Until the first air raid siren in Tel Aviv on Thursday, hotels in the city had not experienced cancelations, according to Eli Ziv, CEO of the Tel Aviv Hotel Association. Since then, a few foreign tourists have asked to check out earlier than planned. "But they were a few dozen," he said, adding that the real effect of the situation would be apparent on Monday, at the beginning of the business week abroad.
"As of the past weekend, I haven't heard about tourists asking to vacate their rooms, said Ami Etgar, CEO of Israel Incoming Tour Operators. "With regard to tourists due to arrive in the next several days, as of Saturday, there were a few cancelations, some from groups and some from individuals, which is negligible, and we have also had no request to leave the country early."

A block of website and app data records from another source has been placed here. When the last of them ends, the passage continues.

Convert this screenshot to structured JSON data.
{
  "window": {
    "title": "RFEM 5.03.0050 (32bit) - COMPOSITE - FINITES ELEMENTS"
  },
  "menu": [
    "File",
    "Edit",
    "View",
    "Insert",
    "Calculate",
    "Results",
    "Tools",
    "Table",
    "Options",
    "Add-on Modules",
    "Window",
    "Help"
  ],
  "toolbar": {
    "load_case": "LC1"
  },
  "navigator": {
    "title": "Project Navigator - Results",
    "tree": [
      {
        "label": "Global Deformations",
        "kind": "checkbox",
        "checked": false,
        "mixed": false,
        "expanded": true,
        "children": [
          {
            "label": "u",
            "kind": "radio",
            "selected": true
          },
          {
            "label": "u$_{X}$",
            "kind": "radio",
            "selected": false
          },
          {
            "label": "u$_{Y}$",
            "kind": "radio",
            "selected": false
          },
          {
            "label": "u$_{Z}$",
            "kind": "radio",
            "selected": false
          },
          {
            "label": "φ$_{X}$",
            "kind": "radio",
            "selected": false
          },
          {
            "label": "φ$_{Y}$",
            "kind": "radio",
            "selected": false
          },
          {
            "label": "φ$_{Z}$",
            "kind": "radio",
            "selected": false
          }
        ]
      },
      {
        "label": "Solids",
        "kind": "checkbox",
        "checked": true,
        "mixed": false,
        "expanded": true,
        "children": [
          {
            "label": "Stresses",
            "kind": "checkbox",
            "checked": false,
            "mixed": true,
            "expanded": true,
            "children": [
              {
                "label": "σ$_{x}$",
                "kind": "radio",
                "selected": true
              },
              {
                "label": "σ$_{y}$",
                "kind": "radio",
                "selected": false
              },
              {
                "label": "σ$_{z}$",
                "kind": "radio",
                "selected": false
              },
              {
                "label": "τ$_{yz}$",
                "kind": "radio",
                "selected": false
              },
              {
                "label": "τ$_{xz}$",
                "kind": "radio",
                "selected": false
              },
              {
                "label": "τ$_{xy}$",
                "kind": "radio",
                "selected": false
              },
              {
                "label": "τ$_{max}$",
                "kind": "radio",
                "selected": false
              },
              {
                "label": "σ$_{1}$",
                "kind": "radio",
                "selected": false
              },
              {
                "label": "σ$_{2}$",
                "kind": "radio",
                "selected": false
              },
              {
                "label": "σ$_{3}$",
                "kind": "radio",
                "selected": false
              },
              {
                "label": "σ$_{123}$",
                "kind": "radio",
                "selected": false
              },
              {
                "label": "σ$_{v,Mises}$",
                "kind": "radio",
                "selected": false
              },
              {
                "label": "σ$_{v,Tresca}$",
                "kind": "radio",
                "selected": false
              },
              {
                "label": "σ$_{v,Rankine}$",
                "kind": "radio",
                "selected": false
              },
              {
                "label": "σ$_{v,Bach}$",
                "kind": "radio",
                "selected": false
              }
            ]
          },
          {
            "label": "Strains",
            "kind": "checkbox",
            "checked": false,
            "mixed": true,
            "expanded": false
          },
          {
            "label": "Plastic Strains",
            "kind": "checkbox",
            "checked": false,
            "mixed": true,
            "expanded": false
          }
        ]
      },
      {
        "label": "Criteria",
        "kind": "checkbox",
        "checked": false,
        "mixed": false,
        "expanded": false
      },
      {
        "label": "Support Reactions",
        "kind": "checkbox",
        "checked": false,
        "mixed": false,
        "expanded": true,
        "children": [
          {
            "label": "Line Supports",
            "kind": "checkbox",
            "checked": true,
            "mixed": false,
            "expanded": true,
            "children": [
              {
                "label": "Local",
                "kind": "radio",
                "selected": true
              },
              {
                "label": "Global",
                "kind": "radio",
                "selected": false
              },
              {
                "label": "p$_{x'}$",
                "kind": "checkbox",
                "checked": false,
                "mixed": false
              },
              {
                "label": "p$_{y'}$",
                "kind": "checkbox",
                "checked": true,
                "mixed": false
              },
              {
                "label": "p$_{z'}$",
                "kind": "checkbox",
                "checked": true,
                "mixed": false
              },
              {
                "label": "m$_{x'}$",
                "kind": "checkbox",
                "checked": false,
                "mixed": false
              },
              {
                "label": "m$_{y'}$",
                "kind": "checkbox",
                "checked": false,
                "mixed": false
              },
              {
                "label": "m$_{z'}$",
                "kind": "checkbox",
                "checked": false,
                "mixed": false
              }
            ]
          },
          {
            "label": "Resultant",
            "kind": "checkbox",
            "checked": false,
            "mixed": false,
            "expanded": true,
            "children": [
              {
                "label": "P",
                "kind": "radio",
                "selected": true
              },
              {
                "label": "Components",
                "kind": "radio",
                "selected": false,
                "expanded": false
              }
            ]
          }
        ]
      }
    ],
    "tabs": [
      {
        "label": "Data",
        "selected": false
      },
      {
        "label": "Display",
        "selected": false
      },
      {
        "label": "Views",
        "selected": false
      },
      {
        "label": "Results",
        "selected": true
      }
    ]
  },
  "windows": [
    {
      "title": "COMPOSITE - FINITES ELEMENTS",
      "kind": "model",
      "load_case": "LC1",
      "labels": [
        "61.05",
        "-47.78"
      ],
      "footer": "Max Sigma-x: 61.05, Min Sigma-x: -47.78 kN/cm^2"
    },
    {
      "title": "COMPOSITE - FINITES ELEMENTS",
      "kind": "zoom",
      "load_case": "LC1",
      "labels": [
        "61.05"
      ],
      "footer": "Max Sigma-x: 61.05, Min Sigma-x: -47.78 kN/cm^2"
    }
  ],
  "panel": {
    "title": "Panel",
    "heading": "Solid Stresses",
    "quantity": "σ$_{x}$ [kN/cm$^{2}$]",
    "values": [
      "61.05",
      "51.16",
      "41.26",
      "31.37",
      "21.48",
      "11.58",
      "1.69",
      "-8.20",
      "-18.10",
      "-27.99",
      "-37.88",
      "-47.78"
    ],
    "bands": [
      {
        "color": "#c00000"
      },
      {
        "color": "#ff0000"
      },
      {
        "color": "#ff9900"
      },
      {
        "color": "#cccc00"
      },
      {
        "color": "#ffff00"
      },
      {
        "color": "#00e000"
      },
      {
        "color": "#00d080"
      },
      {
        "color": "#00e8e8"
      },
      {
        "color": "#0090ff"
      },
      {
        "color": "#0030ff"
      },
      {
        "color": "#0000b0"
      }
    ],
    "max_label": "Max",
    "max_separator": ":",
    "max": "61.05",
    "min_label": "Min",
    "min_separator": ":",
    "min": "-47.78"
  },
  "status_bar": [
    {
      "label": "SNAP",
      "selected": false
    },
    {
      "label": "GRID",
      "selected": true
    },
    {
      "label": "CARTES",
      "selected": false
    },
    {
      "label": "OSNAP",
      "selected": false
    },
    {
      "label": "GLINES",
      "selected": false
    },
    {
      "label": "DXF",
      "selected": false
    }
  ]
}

He added: "In the coming days, we will know better how these things will affect tourist traffic."